Throughout time the Baltic region has been a devastating mixing pot of religion, war, and social conquest, and the recent stabilisation of the Baltic states may not last in the near future.

It was only when the great Soviet Empire collapsed in 1991 that the nations of Lithuania, Latvia, and Estonia broke free of their socialist iron shackles, the economic collapse of the USSR allowing all annexed territories to regain their freedom.  However, after nearly 27 years there is reason for worry because of recent Russian ambitions to invade previous Soviet territory; one example of this was in 2008 when Russia invaded Georgia, another in 2014 when they invaded Ukraine.  Vladimir Putin proclaimed Russia was ‘forced’ into taking back Crimea from Ukraine, when he said in a supposed meeting before the invasion, “We are forced to begin the work to bring Crimea back into Russia”.  The reason Putin supposedly said this was because Ukraine’s president (who was pro-Russian) had just been illegally kicked from power, but it seems a little strange that Russia needed to take control of nearly a whole landmass. Ludicrous comments like this show why there is a chance that in the next 20 years the Baltic states may be Russian states. While the Baltics may have a miniscule population and economy compared to Russia, they are strategically important. Latvia, Estonia, and Lithuania all take up substantial portions of the land next to the Baltic Sea. Additionally, the coastal areas are near Poland, Germany, Norway, and Denmark who are all NATO members, which could be seen as threat to Russian defence capabilities because Moscow and St Petersburg are so close to the Western border. If Russia had the Baltic states it would put an extra barrier between the Western NATO members and the Russian motherland.

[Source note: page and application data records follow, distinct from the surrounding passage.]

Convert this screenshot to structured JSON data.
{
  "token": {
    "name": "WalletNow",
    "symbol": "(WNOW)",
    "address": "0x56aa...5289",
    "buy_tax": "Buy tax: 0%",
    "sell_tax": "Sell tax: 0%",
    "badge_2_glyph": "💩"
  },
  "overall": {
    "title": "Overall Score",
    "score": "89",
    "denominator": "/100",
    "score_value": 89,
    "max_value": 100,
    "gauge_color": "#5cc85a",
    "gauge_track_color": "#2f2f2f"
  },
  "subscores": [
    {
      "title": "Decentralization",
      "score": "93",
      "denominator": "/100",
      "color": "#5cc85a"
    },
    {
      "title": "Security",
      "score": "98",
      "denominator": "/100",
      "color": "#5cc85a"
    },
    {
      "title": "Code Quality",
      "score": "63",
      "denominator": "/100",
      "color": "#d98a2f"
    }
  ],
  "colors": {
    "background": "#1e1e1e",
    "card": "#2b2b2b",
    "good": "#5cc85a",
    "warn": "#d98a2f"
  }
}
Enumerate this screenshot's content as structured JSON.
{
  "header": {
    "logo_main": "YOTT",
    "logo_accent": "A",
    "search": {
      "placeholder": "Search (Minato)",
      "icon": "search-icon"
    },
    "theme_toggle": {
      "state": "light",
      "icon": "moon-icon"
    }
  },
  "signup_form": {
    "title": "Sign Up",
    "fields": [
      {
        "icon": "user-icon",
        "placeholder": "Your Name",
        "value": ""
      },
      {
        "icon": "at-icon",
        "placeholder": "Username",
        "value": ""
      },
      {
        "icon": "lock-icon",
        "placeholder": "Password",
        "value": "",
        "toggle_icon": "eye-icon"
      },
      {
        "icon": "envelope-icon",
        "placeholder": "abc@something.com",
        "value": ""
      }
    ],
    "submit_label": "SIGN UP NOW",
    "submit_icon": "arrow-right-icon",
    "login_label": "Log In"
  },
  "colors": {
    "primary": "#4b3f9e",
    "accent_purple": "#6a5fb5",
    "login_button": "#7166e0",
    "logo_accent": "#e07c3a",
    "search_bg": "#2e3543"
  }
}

So what could save the Baltic states in the next 20 years? One major guard against the might of Russia is NATO. NATO is the North Atlantic Treaty Organization that comprises 28 member nations and includes some of the world’s finest militaries, such as the United States, United Kingdom, Turkey and Canada. NATO’s official job is the security of the region including Article 5, a proclamation signed in 1949 that, “the Parties agree that an armed attack against one or more of them in Europe or North America shall be considered an attack against them all”. This year British troops arrived in Estonia as part of the agreement to protect each other’s borders, but while it seems great to have the protection of foreign troops, my doubts come from the will to fight. Why would a Dutch or Canadian solider who has no problem with the Russians want to risk being killed in a foreign land that has very little resources or population? The Russians have thousands of nuclear weapons and military hardware that could cause doubt in any mind. What is stopping these foreign troops retreating home? Fortunately, NATO has never been put in such a situation so I can’t truly say that would happen. NATO has actually done a fantastic job at protecting its members, including the Baltic states: just this year the German Air Force dispatched four fighter planes to patrol the Baltic region.

The Baltic States’ independence could also be protected by Russia’s economy. While the Russian stereotype of being strong and powerful does seem motivational, it does not pay the bills. That was one of the main reasons the USSR collapsed: they couldn’t control their economy. Today Russia is coming back from economic sanctions and has home-grown business problems. Additionally, Russia’s largest export is oil, but that doesn’t last forever and other nations also have larges sources of the material. For instance, Saudi Arabia, Canada and the United States all export copious amounts of oil globally, causing price wars and flooding the market. This could cause more income to be diverted from the Russian military to other government programs, such as finance and industry.

From what I know I believe the Baltic states can remain independent, however with only a population of 6.12 million combined they must want that freedom if they are to retain their independence.

 

Words and illustration by Jack Barnes